J’s homemade water “table” is still one of his favorite activities of the summer.  A few days ago we made yellow and blue ice cubes together.  This is an activity all in itself and a great way to teach the process of freezing. Let them fill the tray using a scooper or a medicine dropper to include some fine motor skill practice!  He’s been patiently waiting to play with them since. 

He first separated the ice cubes into bowls by color and chose to make blue water first.  I filled the tray with a small amount of water (just make sure the tray is white/clear so you can easily see the water change colors as the ice melts). He really enjoys scooping and stirring the ice cubes, letting them melt in his hands,… **Use this step to utilize motor skill practice with tongs or different size (and length) scoopers or spoons.**  I’m surprised at how long a little ice can entertain!  When he moved onto the yellow ice cubes I asked him which color the water (currently blue) would become and he of course guessed yellow.  I told him it was going to be a surprise that he’d have to wait and see.  He wasn’t convinced the water was actually green until the very end when there was no denying it.  He was sure it should be either blue or yellow! 

(Sorry, I kinda cut off his face!)

We then filled the ice cube trays with green water to play with in the future.  This activity is free, entertains a good while and recycles itself too!

Favorite Ice Posts

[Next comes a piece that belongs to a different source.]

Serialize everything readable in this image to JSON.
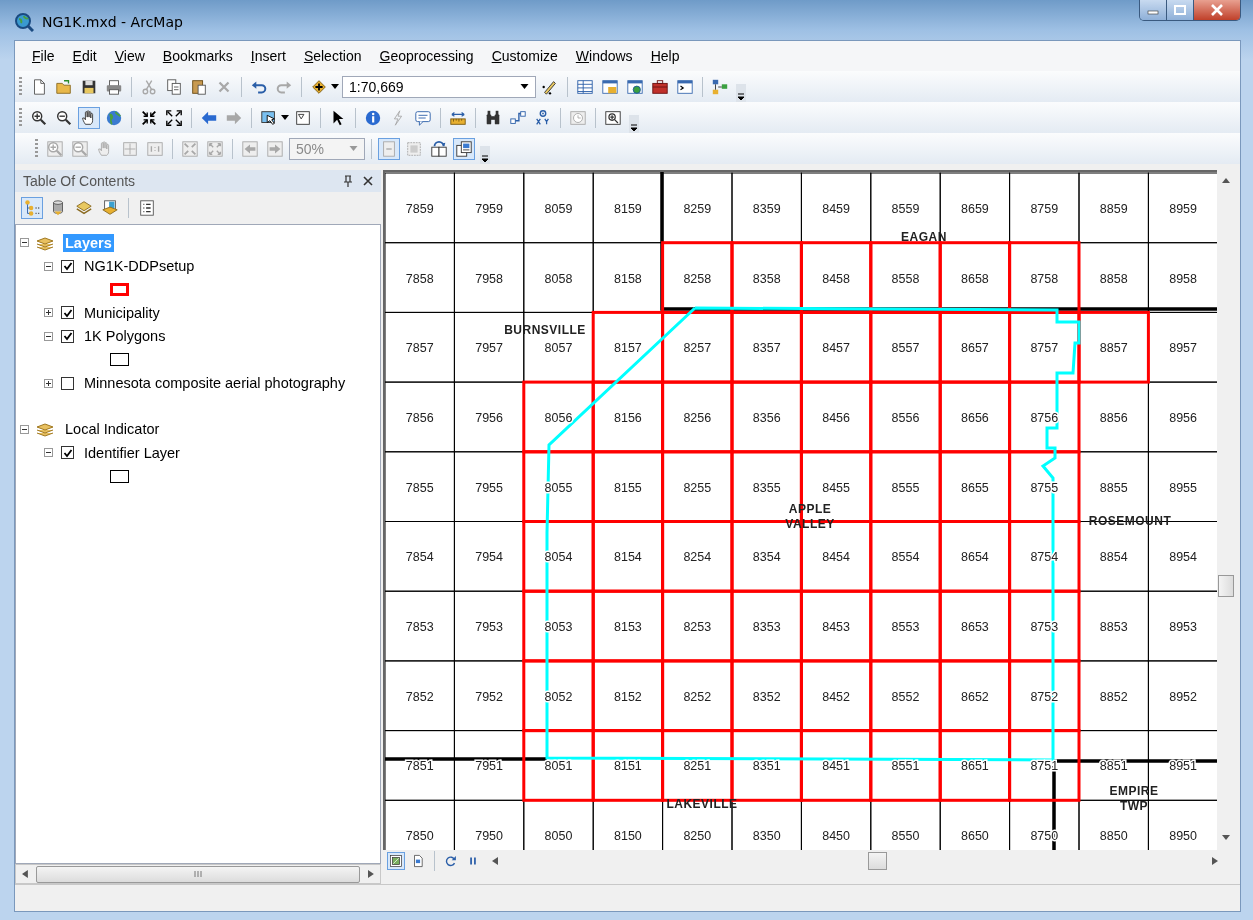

These ice activities from last year would work well during winter. I have a few of them on the list to do again this year.  Click on the picture to see more about the activity.

Melting Hearts

Ice Painting

Ice Melting Bags

Ice Blocks